If you don’t know how scaling services work in a cloud environment you may not like the results

image One of the benefits of cloud computing, and in particular IaaS (Infrastructure as a Service) is that the infrastructure is, well, a service. It’s abstracted, and that means you don’t need to know a lot about the nitty-gritty details of how it works. Right?

Well, mostly right.

While there’s no reason you should need to know how to specifically configure, say, an F5 BIG-IP load balancing solution when deploying an application with GoGrid, you probably should understand the implications of using the provider’s API to scale using that load balancing solution. If you don’t you may run into a “gotcha” that either leaves you scratching your head or reaching for your credit card. And don’t think you can sit back and be worry free, oh Amazon Web Services customer, because these “gotchas” aren’t peculiar to GoGrid. Turns out AWS ELB comes with its own set of oddities and, ultimately, may lead many to come to the same conclusion cloud proponents have come to: cloud is really meant to scale stateless applications.

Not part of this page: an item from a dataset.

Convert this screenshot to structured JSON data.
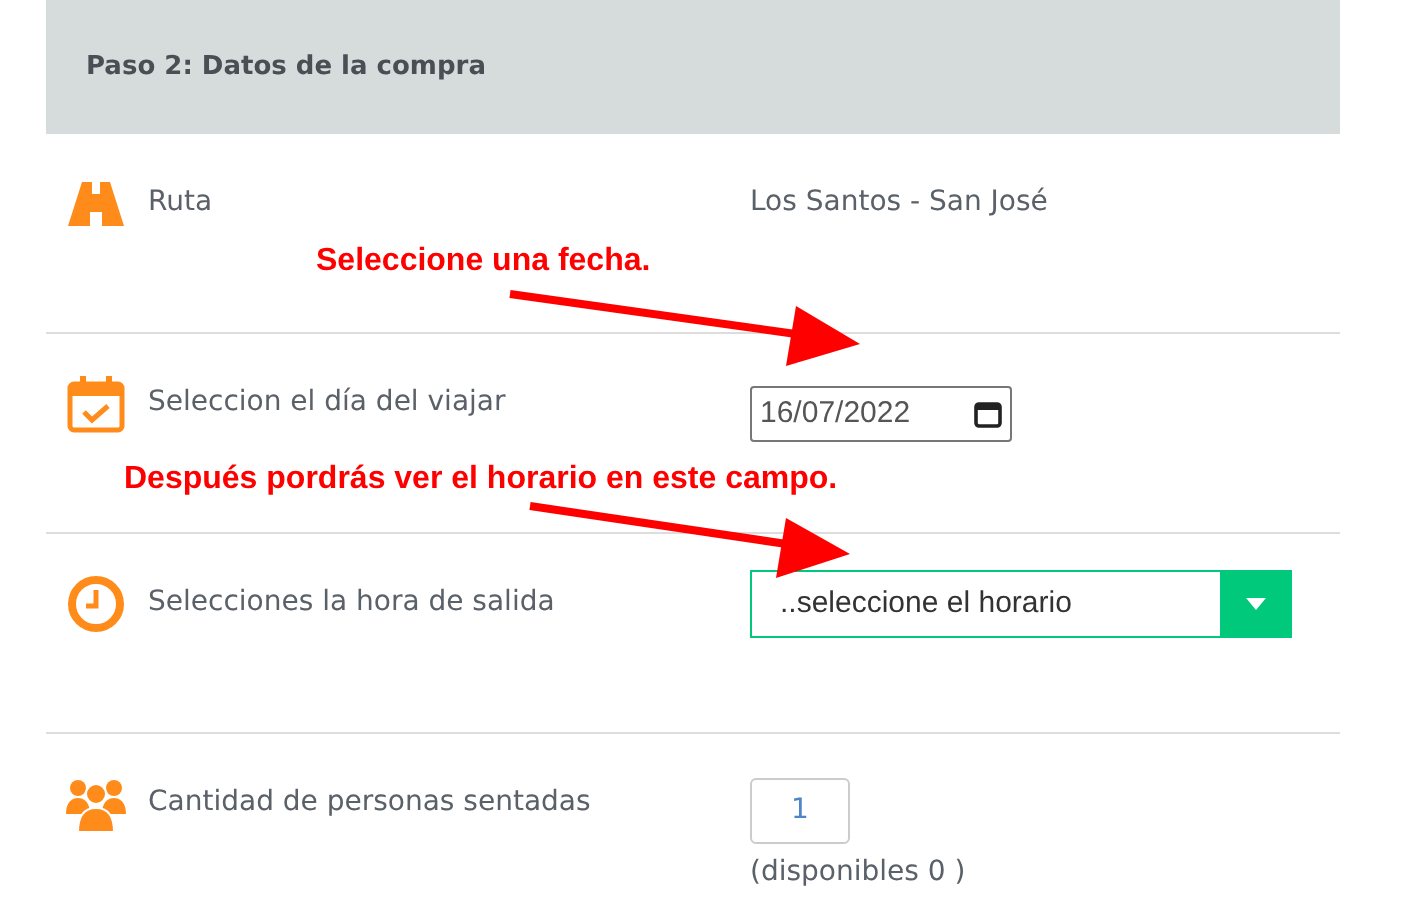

Many of the “problems” developers are running into could be avoided by a combination of more control over the load balancing environment and a basic foundation in load balancing. Not just how load balancing works, most understand that already, but how load balancers work. The problems that are beginning to show themselves aren’t because of how traffic is distributed across application instances or even understanding of persistence (you call it affinity or sticky sessions) but in the way that load balancers are configured and interact with the nodes (servers) that make up the pools of resources (application instances) it is managing.